The (Quilt) Faces of Houston

by Mary Beth Krapil

Autumn is a really busy season for a quilter. Lots of shows and quilting events happen in the Fall before the Holiday Season takes up all our time. I’m done with my travels for 2018, so I finally got time to share some of the quilts I saw at Houston.

These portrait quilts were amazing! And I found it interesting to see the varied techniques used in creating the quilts. This first quilt, Ruby by Roxanne Nelson of Calgary, Alberta Canada was likely my favorite of the entire show. The colors were vibrant and Roxanne captured the inner light of her subject, Ruby.  She used raw edge, fusible applique.

Ruby by Roxanne Nelson of Calgary, Alberta Canada

detail of Ruby

In contrast to the vibrant colors of Ruby, is A Bright Idea by Lynn Czaban of Eugene, Oregon. Lynn expertly used value in this monochromatic quilt that was created with fused applique and enhanced with thread, ink and water color pencil.

 

A Bright Idea by Lynn Czaban of Eugene Oregon

detail of A Bright Idea

Carol Morrissey of Double Oak, Texas created Kora with fused applique of hand dyed cottons, using simple circles of differing sizes, multiple colors and values. It reminded me of the tests that optometrists use to check for color-blindness, but much more fun!

Kora by Carol Morrissey of Double Oak, Texas

detail of Kora

Our very own Handi Quilter International Ambassador, Helen Godden, created this portrait, Lindsey, completely with couched yarn! Helen developed the couching foot for Handi Quilter. She sure put it to great use stitching the yarn in directional layers as if it were paint for this amazing portrait.

Lindsey by Helen Godden of Canberra, Australian Capital Territory, Australia

detail of Lindsey

Heidi Proffitty of Bridgewater, Massachusetts, created Is She Ready Yet? with a mosaic technique using a photograph.  There are over 5000 digitally cut and fused pieces on this quilt.

Is She Ready Yet? by Heidi Proffetty of Bridgewater, Massachusetts

detail of Is She Ready Yet?

Portraits don’t always have to be of people. It’s so easy to feel the emotion of Eternal Expectation. Lioudmila used machine applique, paint and thread painting to create the realistic depth in the fur.

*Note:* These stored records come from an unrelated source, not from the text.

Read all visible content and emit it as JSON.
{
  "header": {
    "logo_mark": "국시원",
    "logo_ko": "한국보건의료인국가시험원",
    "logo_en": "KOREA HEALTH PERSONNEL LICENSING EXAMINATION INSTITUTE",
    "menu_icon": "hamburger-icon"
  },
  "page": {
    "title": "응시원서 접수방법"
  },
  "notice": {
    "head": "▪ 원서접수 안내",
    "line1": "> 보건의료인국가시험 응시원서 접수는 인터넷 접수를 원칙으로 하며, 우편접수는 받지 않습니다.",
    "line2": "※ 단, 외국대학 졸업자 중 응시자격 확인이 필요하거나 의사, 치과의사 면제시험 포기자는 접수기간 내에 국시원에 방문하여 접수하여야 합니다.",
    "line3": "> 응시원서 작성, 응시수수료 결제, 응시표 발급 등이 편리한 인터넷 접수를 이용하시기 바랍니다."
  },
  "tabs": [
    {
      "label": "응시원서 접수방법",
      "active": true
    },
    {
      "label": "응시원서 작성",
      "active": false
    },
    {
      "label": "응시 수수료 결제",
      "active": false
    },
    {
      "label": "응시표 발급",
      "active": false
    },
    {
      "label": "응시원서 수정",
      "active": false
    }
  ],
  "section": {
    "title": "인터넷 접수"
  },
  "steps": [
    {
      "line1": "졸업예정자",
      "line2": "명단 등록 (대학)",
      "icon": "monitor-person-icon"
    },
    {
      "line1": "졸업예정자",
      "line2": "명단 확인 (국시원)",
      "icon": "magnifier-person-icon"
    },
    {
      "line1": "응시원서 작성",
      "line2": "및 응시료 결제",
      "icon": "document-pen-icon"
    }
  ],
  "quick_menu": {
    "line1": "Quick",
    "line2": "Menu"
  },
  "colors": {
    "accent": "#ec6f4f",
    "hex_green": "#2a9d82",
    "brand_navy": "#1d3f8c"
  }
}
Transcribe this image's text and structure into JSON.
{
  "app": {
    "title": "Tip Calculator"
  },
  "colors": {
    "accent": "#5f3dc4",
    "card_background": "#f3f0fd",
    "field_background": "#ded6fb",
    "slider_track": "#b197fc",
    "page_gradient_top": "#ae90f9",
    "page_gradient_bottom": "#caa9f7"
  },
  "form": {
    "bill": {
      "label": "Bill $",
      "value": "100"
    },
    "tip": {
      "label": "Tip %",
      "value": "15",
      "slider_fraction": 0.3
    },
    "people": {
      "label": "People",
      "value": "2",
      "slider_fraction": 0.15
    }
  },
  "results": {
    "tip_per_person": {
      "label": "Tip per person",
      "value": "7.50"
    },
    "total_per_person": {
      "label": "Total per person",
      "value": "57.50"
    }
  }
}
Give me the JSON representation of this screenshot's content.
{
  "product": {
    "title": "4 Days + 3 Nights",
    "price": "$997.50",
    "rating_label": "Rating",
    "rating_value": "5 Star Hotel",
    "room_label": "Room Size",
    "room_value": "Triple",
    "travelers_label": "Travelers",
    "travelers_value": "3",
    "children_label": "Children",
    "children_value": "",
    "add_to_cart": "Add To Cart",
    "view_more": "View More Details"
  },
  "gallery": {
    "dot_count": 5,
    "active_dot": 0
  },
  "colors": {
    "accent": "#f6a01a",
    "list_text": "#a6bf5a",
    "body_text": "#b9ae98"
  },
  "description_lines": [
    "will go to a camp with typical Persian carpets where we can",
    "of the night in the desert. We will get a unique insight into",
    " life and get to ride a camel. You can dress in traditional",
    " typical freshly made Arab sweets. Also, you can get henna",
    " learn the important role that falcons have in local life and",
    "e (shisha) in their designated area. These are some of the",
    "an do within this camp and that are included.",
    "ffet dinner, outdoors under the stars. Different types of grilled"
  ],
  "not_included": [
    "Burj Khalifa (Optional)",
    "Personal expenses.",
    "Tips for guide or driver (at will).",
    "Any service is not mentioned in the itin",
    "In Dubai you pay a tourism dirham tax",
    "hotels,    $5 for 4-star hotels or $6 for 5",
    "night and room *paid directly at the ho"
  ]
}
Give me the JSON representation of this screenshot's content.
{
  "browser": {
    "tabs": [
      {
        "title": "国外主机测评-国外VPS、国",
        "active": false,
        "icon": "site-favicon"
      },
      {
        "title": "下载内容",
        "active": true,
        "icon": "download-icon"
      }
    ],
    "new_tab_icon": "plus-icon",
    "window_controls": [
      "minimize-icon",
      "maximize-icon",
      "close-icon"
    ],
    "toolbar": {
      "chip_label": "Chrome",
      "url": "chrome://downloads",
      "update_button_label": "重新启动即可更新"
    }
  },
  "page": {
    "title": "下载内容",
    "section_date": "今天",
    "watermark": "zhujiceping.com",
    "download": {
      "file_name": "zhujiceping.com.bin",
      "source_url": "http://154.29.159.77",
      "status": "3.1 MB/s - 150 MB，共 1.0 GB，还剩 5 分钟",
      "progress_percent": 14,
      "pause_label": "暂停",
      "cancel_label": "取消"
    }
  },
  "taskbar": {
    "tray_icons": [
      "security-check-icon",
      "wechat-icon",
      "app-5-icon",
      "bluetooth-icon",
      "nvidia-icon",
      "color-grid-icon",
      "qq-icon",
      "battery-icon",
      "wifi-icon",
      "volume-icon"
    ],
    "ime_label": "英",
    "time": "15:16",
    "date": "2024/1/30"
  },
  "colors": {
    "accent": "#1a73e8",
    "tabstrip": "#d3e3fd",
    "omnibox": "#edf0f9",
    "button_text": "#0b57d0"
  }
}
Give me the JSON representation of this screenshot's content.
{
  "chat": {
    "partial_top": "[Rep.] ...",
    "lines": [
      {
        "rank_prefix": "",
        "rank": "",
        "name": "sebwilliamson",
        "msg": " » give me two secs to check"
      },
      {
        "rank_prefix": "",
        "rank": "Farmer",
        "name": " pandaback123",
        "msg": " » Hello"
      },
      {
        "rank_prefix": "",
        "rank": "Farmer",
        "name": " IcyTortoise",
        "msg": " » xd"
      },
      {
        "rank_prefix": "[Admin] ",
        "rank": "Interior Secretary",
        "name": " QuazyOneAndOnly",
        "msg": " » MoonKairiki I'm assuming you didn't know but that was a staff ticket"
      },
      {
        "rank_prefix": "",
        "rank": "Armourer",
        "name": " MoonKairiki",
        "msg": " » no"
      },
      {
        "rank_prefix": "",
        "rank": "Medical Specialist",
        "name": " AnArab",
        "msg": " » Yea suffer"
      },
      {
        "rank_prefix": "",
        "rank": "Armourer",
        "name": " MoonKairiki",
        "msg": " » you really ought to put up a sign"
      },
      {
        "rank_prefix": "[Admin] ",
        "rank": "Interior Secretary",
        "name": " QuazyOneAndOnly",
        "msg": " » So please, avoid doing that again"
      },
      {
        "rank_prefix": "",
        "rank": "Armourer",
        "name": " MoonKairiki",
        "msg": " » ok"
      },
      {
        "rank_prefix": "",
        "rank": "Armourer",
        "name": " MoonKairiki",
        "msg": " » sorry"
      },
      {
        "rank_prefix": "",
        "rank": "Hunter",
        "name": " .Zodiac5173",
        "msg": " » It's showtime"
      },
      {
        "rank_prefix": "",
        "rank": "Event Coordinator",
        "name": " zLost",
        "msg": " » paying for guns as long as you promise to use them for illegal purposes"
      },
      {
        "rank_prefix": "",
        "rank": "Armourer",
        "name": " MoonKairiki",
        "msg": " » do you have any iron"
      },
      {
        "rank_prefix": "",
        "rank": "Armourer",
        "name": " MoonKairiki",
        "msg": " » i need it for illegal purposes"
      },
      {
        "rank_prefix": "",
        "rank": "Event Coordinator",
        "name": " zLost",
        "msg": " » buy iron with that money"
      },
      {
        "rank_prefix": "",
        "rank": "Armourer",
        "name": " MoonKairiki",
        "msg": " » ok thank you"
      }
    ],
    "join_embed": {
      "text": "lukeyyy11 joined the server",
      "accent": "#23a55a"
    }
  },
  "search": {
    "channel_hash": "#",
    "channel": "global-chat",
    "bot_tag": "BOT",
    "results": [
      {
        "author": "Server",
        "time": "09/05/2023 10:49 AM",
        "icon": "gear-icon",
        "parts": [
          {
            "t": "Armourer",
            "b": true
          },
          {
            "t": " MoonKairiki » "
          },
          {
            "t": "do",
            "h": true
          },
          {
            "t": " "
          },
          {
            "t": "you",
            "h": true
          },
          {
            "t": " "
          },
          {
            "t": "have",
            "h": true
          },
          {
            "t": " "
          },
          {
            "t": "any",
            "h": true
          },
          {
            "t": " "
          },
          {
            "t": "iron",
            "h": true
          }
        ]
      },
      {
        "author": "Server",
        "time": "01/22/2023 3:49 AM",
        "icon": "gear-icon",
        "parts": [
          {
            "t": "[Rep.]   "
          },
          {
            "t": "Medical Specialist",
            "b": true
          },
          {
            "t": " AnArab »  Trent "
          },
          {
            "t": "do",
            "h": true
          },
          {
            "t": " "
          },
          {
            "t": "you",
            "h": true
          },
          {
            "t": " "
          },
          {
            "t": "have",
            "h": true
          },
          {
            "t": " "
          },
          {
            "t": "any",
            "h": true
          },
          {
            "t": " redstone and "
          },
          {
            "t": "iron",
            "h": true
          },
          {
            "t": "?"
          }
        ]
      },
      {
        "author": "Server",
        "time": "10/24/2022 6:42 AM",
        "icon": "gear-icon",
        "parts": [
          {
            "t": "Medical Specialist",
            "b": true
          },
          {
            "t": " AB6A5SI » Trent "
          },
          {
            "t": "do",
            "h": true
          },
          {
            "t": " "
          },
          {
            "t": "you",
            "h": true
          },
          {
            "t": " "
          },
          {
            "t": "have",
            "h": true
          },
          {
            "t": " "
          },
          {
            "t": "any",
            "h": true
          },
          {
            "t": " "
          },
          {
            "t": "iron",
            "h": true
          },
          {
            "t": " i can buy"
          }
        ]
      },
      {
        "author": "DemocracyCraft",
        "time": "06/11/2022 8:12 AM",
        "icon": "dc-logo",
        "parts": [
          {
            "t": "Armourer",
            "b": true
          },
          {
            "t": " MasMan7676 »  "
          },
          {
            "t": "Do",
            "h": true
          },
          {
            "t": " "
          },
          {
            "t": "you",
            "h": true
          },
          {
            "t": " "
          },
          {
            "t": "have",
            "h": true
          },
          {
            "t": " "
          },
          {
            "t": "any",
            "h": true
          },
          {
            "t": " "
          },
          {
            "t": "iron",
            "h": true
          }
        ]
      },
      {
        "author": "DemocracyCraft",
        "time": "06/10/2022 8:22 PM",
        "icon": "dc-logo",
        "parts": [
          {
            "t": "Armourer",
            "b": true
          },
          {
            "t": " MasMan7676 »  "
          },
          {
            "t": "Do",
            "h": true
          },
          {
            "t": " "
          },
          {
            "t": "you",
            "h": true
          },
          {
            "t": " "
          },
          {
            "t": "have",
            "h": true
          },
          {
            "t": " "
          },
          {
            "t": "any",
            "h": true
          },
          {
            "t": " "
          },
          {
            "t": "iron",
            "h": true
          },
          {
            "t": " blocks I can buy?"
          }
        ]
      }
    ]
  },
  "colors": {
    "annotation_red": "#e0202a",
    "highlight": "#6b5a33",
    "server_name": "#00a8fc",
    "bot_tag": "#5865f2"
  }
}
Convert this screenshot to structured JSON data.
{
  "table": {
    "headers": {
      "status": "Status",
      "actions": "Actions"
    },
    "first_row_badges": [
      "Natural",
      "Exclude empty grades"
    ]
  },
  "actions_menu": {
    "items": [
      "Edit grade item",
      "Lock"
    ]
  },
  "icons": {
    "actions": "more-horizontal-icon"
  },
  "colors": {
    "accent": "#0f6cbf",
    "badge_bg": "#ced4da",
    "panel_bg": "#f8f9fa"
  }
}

Eternal Expectation by Lioudmila Malchow of Fort Laramie, Wyoming

Stay tuned for more quilts from the Houston International Quilt Festival!